Nine relationships between famous writers examined for more than gossip.
Now comes Scottish literary journalist Leslie McDowell’s Between the Sheets: Nine 20th Century Women Writers and Their Famous Literary Partnerships (Overlook), which explores the relationships between Katherine Mansfield and John Middleton Murry; H.D. and Ezra Pound; Rebecca West and H.G. Wells; Jean Rhys and Ford Madox Ford; Anais Nin and Henry Miller; Simone de Beauvoir and Jean-Paul Sartre; Martha Gellhorn and Ernest Hemingway; Elizabeth Smart and George Barker; and Sylvia Plath and Ted Hughes.
Of course, what this nonet has in common are they were reputedly damaging to women (e.g., Sylvia Plath). McDowell argues that whatever the personal emotional costs, all these women paid them in pursuit of their artistic goals and ambitions. As McDowell claims, They made Faustian pacts with their male literary partners that cost them a great deal, but which also contributed to their status as iconic writers.

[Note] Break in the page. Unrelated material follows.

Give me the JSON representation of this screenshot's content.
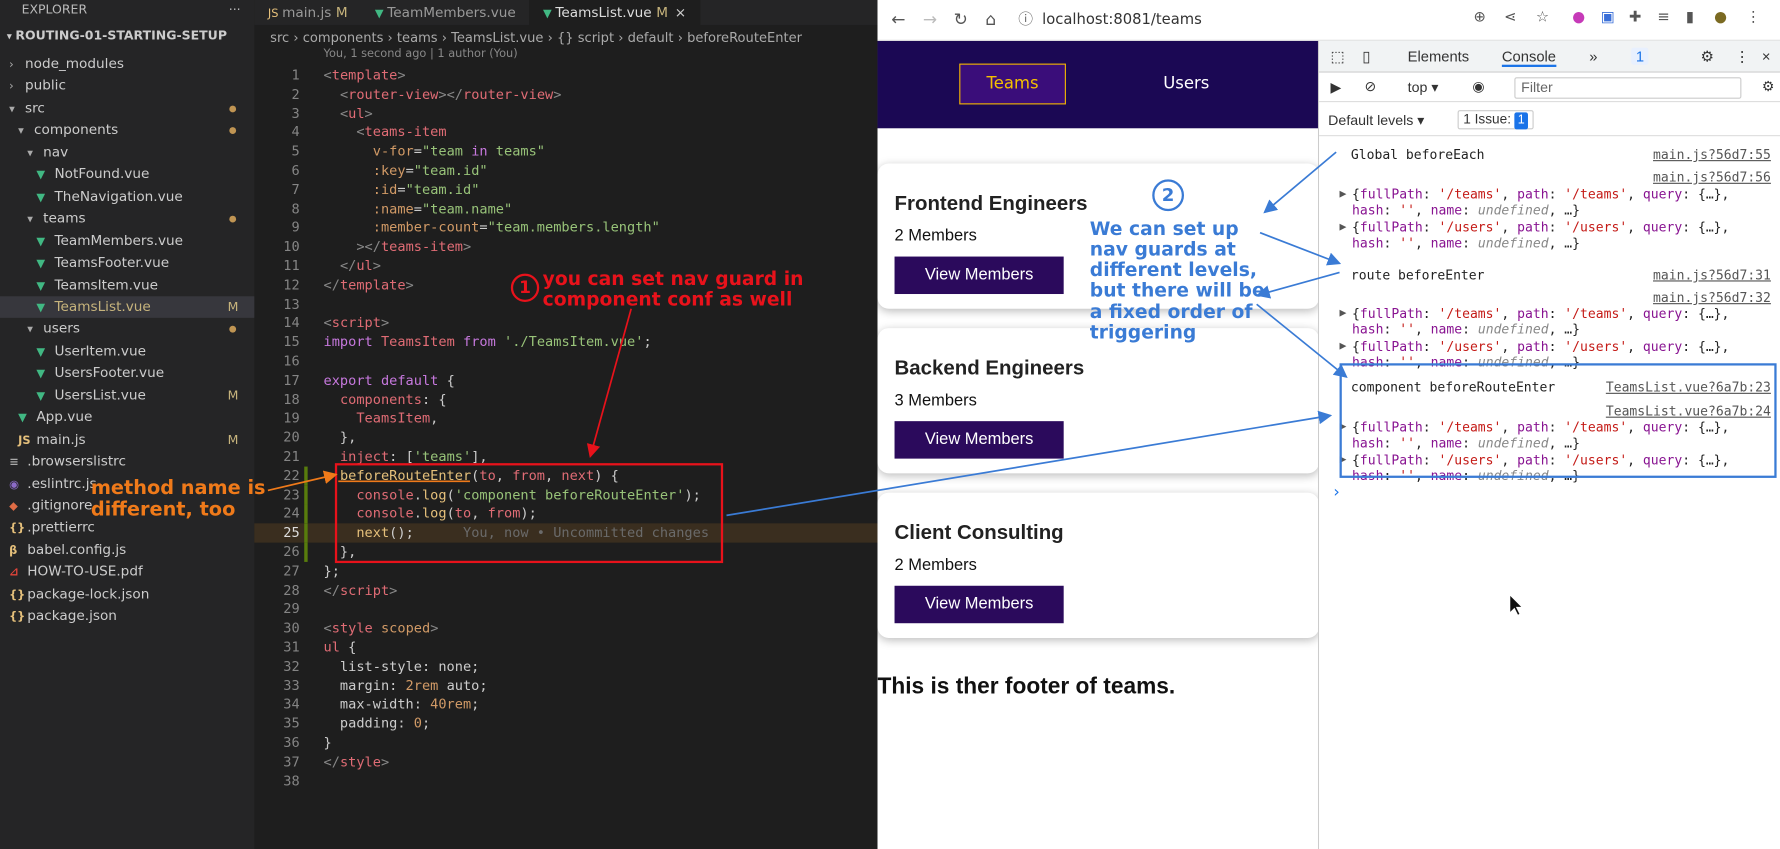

Considering the parties involved, this investigation, which limns the journals, diaries, and letters, rises above mere literary gossip to provide some compelling snapshots of creative relationships, or at least relationships between creative peoplewhich to some people is more interesting than TMZ or Access Hollywood, one would hope.